**TASK DATA**

++++++++++

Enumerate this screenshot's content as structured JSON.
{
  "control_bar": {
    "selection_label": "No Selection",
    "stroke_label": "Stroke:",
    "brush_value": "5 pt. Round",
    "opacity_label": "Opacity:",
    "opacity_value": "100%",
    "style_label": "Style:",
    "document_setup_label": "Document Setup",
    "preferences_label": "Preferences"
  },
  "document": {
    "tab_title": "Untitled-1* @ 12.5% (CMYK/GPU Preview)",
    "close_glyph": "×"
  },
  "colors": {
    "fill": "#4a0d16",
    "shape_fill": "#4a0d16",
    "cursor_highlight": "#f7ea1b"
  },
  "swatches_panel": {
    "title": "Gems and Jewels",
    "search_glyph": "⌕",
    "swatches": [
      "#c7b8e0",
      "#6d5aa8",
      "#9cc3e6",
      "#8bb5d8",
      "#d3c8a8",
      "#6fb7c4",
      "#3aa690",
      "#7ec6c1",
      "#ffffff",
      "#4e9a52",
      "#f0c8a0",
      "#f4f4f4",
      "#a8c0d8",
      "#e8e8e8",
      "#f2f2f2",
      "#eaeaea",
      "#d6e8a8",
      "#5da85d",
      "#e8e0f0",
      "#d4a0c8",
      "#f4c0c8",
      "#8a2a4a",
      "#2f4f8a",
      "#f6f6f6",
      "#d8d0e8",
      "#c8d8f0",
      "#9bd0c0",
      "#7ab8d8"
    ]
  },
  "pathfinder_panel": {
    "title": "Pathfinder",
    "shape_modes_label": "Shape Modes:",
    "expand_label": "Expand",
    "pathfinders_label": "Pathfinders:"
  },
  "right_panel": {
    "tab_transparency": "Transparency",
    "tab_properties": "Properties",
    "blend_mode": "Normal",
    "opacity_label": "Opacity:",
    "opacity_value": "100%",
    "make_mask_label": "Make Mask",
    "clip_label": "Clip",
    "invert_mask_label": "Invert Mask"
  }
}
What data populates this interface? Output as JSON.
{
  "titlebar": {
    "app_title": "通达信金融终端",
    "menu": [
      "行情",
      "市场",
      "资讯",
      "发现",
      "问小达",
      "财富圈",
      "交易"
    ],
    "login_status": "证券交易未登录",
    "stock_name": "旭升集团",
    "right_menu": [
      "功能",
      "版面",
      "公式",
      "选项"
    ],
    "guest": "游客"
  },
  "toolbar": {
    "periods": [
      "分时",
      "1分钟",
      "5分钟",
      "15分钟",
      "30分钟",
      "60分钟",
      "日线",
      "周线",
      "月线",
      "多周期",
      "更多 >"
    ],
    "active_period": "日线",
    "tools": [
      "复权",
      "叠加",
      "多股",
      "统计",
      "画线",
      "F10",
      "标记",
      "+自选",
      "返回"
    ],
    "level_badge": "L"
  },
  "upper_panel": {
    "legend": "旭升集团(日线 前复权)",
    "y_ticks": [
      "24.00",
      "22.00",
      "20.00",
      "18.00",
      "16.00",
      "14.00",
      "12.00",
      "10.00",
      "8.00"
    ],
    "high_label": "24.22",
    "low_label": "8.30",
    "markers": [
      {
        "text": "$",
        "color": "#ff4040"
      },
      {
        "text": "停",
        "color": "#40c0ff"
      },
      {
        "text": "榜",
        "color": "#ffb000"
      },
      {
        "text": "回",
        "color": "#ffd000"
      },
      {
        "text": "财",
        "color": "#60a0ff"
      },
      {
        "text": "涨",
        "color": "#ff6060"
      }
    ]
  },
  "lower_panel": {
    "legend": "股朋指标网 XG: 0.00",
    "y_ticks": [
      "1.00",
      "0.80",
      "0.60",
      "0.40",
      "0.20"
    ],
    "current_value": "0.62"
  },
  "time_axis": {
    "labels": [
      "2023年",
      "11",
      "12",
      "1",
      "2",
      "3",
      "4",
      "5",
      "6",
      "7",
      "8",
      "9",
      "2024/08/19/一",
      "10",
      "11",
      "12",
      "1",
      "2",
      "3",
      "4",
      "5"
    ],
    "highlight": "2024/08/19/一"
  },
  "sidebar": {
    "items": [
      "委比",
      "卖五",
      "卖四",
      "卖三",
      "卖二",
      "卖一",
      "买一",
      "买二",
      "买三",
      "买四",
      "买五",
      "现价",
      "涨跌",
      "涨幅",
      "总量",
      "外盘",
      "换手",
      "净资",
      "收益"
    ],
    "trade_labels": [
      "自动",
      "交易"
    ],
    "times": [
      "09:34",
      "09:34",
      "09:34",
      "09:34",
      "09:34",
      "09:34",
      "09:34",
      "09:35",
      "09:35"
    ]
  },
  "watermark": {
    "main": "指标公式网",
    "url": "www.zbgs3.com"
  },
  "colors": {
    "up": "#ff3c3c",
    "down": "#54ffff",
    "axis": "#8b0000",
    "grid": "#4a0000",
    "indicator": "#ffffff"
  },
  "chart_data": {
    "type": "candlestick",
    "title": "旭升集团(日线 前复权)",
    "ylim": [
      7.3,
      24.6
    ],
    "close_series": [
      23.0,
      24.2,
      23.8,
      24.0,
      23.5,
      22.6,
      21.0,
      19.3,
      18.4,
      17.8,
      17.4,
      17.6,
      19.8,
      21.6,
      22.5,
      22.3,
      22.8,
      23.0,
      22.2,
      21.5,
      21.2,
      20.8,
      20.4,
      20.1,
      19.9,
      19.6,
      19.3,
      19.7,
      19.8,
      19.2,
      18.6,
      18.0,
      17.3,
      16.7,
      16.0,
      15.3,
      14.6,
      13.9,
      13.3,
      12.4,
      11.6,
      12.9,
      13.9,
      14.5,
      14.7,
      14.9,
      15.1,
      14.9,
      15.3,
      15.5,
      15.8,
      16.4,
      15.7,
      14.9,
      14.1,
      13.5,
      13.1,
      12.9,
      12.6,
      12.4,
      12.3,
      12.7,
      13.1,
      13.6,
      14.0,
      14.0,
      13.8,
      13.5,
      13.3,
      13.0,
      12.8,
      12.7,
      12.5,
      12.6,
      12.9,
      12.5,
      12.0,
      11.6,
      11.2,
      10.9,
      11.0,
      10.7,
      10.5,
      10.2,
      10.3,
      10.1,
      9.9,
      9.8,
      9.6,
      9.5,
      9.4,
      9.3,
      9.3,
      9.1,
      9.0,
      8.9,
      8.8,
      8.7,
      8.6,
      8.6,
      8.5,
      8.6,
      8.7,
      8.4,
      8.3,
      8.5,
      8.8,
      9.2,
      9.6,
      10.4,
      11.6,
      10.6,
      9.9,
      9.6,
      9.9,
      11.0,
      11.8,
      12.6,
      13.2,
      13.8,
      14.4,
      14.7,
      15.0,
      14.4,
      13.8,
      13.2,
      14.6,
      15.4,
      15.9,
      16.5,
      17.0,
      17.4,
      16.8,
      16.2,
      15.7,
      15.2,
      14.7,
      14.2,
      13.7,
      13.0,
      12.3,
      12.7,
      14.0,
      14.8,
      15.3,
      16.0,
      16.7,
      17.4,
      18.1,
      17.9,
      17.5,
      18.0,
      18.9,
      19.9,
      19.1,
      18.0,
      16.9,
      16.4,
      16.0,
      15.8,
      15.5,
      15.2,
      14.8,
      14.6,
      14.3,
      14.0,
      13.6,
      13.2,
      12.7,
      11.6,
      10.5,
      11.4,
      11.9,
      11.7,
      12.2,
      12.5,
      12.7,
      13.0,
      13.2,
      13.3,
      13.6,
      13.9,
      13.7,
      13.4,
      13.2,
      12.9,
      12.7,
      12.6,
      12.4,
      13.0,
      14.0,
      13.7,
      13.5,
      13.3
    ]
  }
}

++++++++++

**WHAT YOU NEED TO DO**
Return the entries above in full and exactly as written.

**SOLUTION TO THIS PROBLEM**
Enumerate this screenshot's content as structured JSON.
{
  "control_bar": {
    "selection_label": "No Selection",
    "stroke_label": "Stroke:",
    "brush_value": "5 pt. Round",
    "opacity_label": "Opacity:",
    "opacity_value": "100%",
    "style_label": "Style:",
    "document_setup_label": "Document Setup",
    "preferences_label": "Preferences"
  },
  "document": {
    "tab_title": "Untitled-1* @ 12.5% (CMYK/GPU Preview)",
    "close_glyph": "×"
  },
  "colors": {
    "fill": "#4a0d16",
    "shape_fill": "#4a0d16",
    "cursor_highlight": "#f7ea1b"
  },
  "swatches_panel": {
    "title": "Gems and Jewels",
    "search_glyph": "⌕",
    "swatches": [
      "#c7b8e0",
      "#6d5aa8",
      "#9cc3e6",
      "#8bb5d8",
      "#d3c8a8",
      "#6fb7c4",
      "#3aa690",
      "#7ec6c1",
      "#ffffff",
      "#4e9a52",
      "#f0c8a0",
      "#f4f4f4",
      "#a8c0d8",
      "#e8e8e8",
      "#f2f2f2",
      "#eaeaea",
      "#d6e8a8",
      "#5da85d",
      "#e8e0f0",
      "#d4a0c8",
      "#f4c0c8",
      "#8a2a4a",
      "#2f4f8a",
      "#f6f6f6",
      "#d8d0e8",
      "#c8d8f0",
      "#9bd0c0",
      "#7ab8d8"
    ]
  },
  "pathfinder_panel": {
    "title": "Pathfinder",
    "shape_modes_label": "Shape Modes:",
    "expand_label": "Expand",
    "pathfinders_label": "Pathfinders:"
  },
  "right_panel": {
    "tab_transparency": "Transparency",
    "tab_properties": "Properties",
    "blend_mode": "Normal",
    "opacity_label": "Opacity:",
    "opacity_value": "100%",
    "make_mask_label": "Make Mask",
    "clip_label": "Clip",
    "invert_mask_label": "Invert Mask"
  }
}
What data populates this interface? Output as JSON.
{
  "titlebar": {
    "app_title": "通达信金融终端",
    "menu": [
      "行情",
      "市场",
      "资讯",
      "发现",
      "问小达",
      "财富圈",
      "交易"
    ],
    "login_status": "证券交易未登录",
    "stock_name": "旭升集团",
    "right_menu": [
      "功能",
      "版面",
      "公式",
      "选项"
    ],
    "guest": "游客"
  },
  "toolbar": {
    "periods": [
      "分时",
      "1分钟",
      "5分钟",
      "15分钟",
      "30分钟",
      "60分钟",
      "日线",
      "周线",
      "月线",
      "多周期",
      "更多 >"
    ],
    "active_period": "日线",
    "tools": [
      "复权",
      "叠加",
      "多股",
      "统计",
      "画线",
      "F10",
      "标记",
      "+自选",
      "返回"
    ],
    "level_badge": "L"
  },
  "upper_panel": {
    "legend": "旭升集团(日线 前复权)",
    "y_ticks": [
      "24.00",
      "22.00",
      "20.00",
      "18.00",
      "16.00",
      "14.00",
      "12.00",
      "10.00",
      "8.00"
    ],
    "high_label": "24.22",
    "low_label": "8.30",
    "markers": [
      {
        "text": "$",
        "color": "#ff4040"
      },
      {
        "text": "停",
        "color": "#40c0ff"
      },
      {
        "text": "榜",
        "color": "#ffb000"
      },
      {
        "text": "回",
        "color": "#ffd000"
      },
      {
        "text": "财",
        "color": "#60a0ff"
      },
      {
        "text": "涨",
        "color": "#ff6060"
      }
    ]
  },
  "lower_panel": {
    "legend": "股朋指标网 XG: 0.00",
    "y_ticks": [
      "1.00",
      "0.80",
      "0.60",
      "0.40",
      "0.20"
    ],
    "current_value": "0.62"
  },
  "time_axis": {
    "labels": [
      "2023年",
      "11",
      "12",
      "1",
      "2",
      "3",
      "4",
      "5",
      "6",
      "7",
      "8",
      "9",
      "2024/08/19/一",
      "10",
      "11",
      "12",
      "1",
      "2",
      "3",
      "4",
      "5"
    ],
    "highlight": "2024/08/19/一"
  },
  "sidebar": {
    "items": [
      "委比",
      "卖五",
      "卖四",
      "卖三",
      "卖二",
      "卖一",
      "买一",
      "买二",
      "买三",
      "买四",
      "买五",
      "现价",
      "涨跌",
      "涨幅",
      "总量",
      "外盘",
      "换手",
      "净资",
      "收益"
    ],
    "trade_labels": [
      "自动",
      "交易"
    ],
    "times": [
      "09:34",
      "09:34",
      "09:34",
      "09:34",
      "09:34",
      "09:34",
      "09:34",
      "09:35",
      "09:35"
    ]
  },
  "watermark": {
    "main": "指标公式网",
    "url": "www.zbgs3.com"
  },
  "colors": {
    "up": "#ff3c3c",
    "down": "#54ffff",
    "axis": "#8b0000",
    "grid": "#4a0000",
    "indicator": "#ffffff"
  },
  "chart_data": {
    "type": "candlestick",
    "title": "旭升集团(日线 前复权)",
    "ylim": [
      7.3,
      24.6
    ],
    "close_series": [
      23.0,
      24.2,
      23.8,
      24.0,
      23.5,
      22.6,
      21.0,
      19.3,
      18.4,
      17.8,
      17.4,
      17.6,
      19.8,
      21.6,
      22.5,
      22.3,
      22.8,
      23.0,
      22.2,
      21.5,
      21.2,
      20.8,
      20.4,
      20.1,
      19.9,
      19.6,
      19.3,
      19.7,
      19.8,
      19.2,
      18.6,
      18.0,
      17.3,
      16.7,
      16.0,
      15.3,
      14.6,
      13.9,
      13.3,
      12.4,
      11.6,
      12.9,
      13.9,
      14.5,
      14.7,
      14.9,
      15.1,
      14.9,
      15.3,
      15.5,
      15.8,
      16.4,
      15.7,
      14.9,
      14.1,
      13.5,
      13.1,
      12.9,
      12.6,
      12.4,
      12.3,
      12.7,
      13.1,
      13.6,
      14.0,
      14.0,
      13.8,
      13.5,
      13.3,
      13.0,
      12.8,
      12.7,
      12.5,
      12.6,
      12.9,
      12.5,
      12.0,
      11.6,
      11.2,
      10.9,
      11.0,
      10.7,
      10.5,
      10.2,
      10.3,
      10.1,
      9.9,
      9.8,
      9.6,
      9.5,
      9.4,
      9.3,
      9.3,
      9.1,
      9.0,
      8.9,
      8.8,
      8.7,
      8.6,
      8.6,
      8.5,
      8.6,
      8.7,
      8.4,
      8.3,
      8.5,
      8.8,
      9.2,
      9.6,
      10.4,
      11.6,
      10.6,
      9.9,
      9.6,
      9.9,
      11.0,
      11.8,
      12.6,
      13.2,
      13.8,
      14.4,
      14.7,
      15.0,
      14.4,
      13.8,
      13.2,
      14.6,
      15.4,
      15.9,
      16.5,
      17.0,
      17.4,
      16.8,
      16.2,
      15.7,
      15.2,
      14.7,
      14.2,
      13.7,
      13.0,
      12.3,
      12.7,
      14.0,
      14.8,
      15.3,
      16.0,
      16.7,
      17.4,
      18.1,
      17.9,
      17.5,
      18.0,
      18.9,
      19.9,
      19.1,
      18.0,
      16.9,
      16.4,
      16.0,
      15.8,
      15.5,
      15.2,
      14.8,
      14.6,
      14.3,
      14.0,
      13.6,
      13.2,
      12.7,
      11.6,
      10.5,
      11.4,
      11.9,
      11.7,
      12.2,
      12.5,
      12.7,
      13.0,
      13.2,
      13.3,
      13.6,
      13.9,
      13.7,
      13.4,
      13.2,
      12.9,
      12.7,
      12.6,
      12.4,
      13.0,
      14.0,
      13.7,
      13.5,
      13.3
    ]
  }
}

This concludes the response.